__What to work on__: In the material below, find how many lines contain the string "screenshot". Write only that number.

__Given information__:
+ + + + +

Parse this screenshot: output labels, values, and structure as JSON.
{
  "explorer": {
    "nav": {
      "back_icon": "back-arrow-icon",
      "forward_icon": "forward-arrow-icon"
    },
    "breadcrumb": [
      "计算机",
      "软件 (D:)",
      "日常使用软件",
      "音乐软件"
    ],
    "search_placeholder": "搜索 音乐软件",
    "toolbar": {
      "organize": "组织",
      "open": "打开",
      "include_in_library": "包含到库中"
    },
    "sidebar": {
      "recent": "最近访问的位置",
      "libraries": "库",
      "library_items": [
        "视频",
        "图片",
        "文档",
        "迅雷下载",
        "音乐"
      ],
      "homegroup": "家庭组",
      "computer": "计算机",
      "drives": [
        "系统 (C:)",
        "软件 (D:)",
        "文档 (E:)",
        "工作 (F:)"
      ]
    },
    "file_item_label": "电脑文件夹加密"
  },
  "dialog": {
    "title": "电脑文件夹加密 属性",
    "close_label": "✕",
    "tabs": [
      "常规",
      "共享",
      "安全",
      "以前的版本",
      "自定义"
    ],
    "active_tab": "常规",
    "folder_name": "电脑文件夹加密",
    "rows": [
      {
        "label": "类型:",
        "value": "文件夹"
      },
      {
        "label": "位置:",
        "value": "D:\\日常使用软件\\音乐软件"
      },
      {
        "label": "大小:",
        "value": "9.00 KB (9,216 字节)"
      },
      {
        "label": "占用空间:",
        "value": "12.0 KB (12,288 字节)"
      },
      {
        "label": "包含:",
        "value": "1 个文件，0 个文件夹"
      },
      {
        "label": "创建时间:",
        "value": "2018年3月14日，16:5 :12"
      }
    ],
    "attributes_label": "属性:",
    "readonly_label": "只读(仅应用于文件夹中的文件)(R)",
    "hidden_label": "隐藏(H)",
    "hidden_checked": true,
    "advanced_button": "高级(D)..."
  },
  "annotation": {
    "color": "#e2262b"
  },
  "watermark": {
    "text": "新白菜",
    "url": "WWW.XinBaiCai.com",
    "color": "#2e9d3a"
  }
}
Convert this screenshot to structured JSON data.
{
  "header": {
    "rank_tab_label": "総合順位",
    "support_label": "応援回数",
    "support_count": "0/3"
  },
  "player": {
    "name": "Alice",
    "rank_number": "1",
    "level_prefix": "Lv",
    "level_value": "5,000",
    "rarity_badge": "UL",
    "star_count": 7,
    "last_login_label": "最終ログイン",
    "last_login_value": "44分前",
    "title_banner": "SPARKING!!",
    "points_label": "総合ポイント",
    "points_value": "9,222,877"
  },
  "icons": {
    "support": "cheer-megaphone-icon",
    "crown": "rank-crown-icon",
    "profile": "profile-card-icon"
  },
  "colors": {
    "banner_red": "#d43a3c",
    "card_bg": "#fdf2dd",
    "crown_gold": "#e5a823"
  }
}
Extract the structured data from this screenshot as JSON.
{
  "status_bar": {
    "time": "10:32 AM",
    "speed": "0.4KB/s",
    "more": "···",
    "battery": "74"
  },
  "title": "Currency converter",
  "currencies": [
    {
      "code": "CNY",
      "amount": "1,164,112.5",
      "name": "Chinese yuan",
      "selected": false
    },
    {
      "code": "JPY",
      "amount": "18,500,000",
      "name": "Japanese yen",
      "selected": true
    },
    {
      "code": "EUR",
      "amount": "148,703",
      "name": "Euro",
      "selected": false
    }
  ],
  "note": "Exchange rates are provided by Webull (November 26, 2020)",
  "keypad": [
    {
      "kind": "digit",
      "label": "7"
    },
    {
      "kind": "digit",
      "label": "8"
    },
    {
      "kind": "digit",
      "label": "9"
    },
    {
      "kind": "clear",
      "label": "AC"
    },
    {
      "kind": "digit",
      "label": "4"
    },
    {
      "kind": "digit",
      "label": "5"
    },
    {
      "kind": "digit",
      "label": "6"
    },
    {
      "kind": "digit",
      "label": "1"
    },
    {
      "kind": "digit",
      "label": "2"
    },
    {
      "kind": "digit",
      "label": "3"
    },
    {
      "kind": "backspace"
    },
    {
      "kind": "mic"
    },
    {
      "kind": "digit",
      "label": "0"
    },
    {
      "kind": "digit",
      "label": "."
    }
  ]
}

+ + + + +

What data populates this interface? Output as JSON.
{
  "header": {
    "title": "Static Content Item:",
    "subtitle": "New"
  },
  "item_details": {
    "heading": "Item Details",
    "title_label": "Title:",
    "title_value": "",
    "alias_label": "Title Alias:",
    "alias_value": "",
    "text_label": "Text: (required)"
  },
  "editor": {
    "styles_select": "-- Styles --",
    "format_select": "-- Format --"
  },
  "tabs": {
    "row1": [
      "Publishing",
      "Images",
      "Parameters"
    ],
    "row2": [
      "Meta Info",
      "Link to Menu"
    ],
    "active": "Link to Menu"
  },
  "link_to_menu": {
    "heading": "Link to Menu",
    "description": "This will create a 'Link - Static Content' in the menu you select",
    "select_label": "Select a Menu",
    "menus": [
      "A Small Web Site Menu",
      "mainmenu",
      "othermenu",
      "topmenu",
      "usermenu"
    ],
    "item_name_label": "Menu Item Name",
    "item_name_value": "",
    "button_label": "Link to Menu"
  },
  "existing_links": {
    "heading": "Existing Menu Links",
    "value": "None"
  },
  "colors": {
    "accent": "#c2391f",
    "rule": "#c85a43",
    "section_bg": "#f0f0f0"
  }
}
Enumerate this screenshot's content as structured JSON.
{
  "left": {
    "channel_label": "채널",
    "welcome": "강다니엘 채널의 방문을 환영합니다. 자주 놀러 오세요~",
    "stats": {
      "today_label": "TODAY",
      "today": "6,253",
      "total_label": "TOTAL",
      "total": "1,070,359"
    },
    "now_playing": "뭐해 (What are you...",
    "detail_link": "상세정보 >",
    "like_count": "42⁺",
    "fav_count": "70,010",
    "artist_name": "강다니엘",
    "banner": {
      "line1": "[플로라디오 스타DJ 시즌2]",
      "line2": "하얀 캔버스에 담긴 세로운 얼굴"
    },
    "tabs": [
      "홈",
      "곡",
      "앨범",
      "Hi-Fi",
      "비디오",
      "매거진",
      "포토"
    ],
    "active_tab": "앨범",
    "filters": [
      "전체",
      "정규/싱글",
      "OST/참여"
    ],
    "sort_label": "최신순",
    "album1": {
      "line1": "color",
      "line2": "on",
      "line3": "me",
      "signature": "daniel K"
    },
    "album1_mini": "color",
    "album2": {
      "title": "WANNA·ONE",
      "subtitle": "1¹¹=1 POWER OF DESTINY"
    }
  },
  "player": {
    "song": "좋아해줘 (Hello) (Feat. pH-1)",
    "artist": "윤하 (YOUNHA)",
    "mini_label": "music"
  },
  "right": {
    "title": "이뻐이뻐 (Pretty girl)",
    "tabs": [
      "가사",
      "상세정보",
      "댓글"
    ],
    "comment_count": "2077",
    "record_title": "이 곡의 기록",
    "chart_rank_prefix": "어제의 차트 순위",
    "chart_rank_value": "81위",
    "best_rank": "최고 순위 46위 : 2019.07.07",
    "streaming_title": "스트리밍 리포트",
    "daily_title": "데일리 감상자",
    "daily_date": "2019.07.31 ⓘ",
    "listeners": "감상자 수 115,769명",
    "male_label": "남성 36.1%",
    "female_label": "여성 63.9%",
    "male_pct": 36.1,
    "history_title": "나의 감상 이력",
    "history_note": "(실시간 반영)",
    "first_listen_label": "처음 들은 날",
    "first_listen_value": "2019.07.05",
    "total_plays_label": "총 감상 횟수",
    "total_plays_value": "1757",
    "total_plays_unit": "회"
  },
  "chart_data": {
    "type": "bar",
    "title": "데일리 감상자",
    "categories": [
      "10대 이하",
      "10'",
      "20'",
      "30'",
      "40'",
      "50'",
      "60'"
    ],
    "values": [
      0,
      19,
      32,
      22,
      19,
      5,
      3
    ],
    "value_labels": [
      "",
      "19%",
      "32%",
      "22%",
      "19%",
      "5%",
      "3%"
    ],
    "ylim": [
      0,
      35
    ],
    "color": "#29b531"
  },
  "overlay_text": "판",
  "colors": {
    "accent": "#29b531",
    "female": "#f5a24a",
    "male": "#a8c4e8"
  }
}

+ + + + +

__Response to this exercise__: 4